Building blocks to tournament level Magic the Gathering play.
- Know your Metagame: As I’ve said before, metagaming plays a large part of MtG. Having a rock to smash a field of scissors is an awesome feeling. That five card combo pet deck of yours may be fun but is it a good choice against the field you expect to see? If not, changing decks is probably a good idea. This lead me to point 2.
- Card Efficiency: A deck only has 75 cards (60 in deck, 15 in sideboard), no more, no less. As stated above, a five card combo deck may be very fun but if a two card combo deck wins just the same and is faster, more resilient, easier to draw; Which do you think is going to do better? Playing cards that are less efficient than other cards that serve the same purpose makes your deck much weaker than decks that are optimized. This can be seen quite clearly in the changes to Reanimator/Sneak and Show decks in Legacy by adding Grisselbrand. He replaced Progenitus in Sneak and Show as well as many of the other creatures in Reanimator due to how much more powerful he was than those options.
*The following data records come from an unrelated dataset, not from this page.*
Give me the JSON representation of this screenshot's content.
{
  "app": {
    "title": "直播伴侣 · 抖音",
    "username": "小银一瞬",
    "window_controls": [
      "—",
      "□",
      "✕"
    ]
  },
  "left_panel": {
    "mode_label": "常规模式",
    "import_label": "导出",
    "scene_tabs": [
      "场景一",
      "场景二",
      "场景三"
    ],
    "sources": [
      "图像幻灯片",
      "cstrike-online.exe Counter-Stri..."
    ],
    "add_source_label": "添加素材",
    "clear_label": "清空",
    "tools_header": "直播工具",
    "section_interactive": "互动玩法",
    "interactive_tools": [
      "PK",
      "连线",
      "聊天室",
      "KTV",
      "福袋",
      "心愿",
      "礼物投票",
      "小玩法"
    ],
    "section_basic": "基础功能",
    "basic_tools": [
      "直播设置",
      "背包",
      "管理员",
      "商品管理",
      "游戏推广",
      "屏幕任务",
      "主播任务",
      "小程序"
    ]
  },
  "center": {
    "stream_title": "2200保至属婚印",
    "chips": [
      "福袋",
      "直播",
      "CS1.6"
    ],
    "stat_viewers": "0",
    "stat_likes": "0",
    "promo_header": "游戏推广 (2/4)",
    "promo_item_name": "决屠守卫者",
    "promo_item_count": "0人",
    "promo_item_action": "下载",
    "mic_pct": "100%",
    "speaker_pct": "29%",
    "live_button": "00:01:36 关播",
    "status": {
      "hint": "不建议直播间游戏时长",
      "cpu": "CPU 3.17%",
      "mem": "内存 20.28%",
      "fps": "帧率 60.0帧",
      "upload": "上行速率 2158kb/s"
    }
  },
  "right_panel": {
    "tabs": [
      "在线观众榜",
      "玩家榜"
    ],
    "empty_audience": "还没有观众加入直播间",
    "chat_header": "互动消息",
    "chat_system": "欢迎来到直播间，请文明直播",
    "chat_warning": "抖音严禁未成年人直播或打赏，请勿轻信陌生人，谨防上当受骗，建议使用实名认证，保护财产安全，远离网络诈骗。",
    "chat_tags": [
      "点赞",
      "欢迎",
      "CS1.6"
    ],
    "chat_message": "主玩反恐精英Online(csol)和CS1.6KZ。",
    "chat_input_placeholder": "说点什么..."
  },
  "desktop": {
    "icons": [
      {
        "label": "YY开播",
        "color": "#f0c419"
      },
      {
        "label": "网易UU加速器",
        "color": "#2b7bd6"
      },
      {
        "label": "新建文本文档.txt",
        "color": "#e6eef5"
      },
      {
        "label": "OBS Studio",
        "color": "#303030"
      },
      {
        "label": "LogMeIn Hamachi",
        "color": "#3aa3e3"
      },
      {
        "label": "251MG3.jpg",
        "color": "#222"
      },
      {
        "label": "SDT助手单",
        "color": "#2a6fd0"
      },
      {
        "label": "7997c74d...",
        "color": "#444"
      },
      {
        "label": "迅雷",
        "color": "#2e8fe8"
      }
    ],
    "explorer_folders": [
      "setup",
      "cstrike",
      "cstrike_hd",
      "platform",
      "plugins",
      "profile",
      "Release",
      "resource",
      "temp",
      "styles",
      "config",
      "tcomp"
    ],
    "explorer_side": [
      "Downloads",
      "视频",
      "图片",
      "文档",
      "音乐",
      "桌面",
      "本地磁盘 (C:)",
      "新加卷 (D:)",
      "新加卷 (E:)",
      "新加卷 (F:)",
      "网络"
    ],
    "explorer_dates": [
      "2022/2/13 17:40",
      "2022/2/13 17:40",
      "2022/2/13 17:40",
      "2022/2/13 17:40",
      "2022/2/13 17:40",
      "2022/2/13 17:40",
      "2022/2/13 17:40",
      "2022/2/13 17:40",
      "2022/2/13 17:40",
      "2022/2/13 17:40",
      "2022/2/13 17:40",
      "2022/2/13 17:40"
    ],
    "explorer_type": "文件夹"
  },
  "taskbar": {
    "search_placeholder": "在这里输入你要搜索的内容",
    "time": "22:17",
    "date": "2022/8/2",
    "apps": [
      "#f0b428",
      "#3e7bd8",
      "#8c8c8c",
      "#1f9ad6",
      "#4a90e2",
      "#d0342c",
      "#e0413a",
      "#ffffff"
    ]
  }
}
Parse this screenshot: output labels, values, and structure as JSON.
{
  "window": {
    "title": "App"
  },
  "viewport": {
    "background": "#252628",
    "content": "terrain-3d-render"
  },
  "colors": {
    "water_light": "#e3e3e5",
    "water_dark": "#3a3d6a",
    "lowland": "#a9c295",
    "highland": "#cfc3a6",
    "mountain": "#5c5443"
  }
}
- Know how to Sideboard: Your sideboard is only 15 cards, every card counts. Wasting slots on cards that help matchups your deck already does well against is counterproductive. Having cards that are good against multiple decks is a plus. As important as the cards coming in is knowing what cards to take out of your maindeck. In the RDW mirror I’ve talked about before, Jackal Pups were automatically sided out, why? The creature removal of choice in RDW is burn, so hitting the pup meant killing a threat as well as hitting me thus giving a 2 for 1 advantage in killing the pups.
- Know when to hold’em, know when to fold’em: Proper mulligans give you a fighting chance when things look bleak. If you’re playing with many low cost cards, an opening hand with one land may be fine but for most other decks, this is a auto mulligan. A rule of thumb, take into account your opponent’s options and if a hand can not be stabilized by turn 3 or earlier, mull it. This is especially relevant in matches against combo decks that can autowin unless you have an answer ready on turns 1 and 2.
- Redundancy : If an effect makes a deck better, the more cards with it, the better. For a fast aggro deck like zoo, having a fat one drop is vital and thus you see anywhere from 16-24. In merfolk, having 16-20 creatures that make other merfolk bigger is the gameplan and benefits from having as many as possible. In combo decks, redundant card draw/tutoring means hitting the cards needed to win consistently. Redundancy also protects from having cards extracted by lobotomy effects, discard, meddling mages, pithing needles, etc.
If anyone knows of any other Magic the Gathering fundamentals else to add, let me know.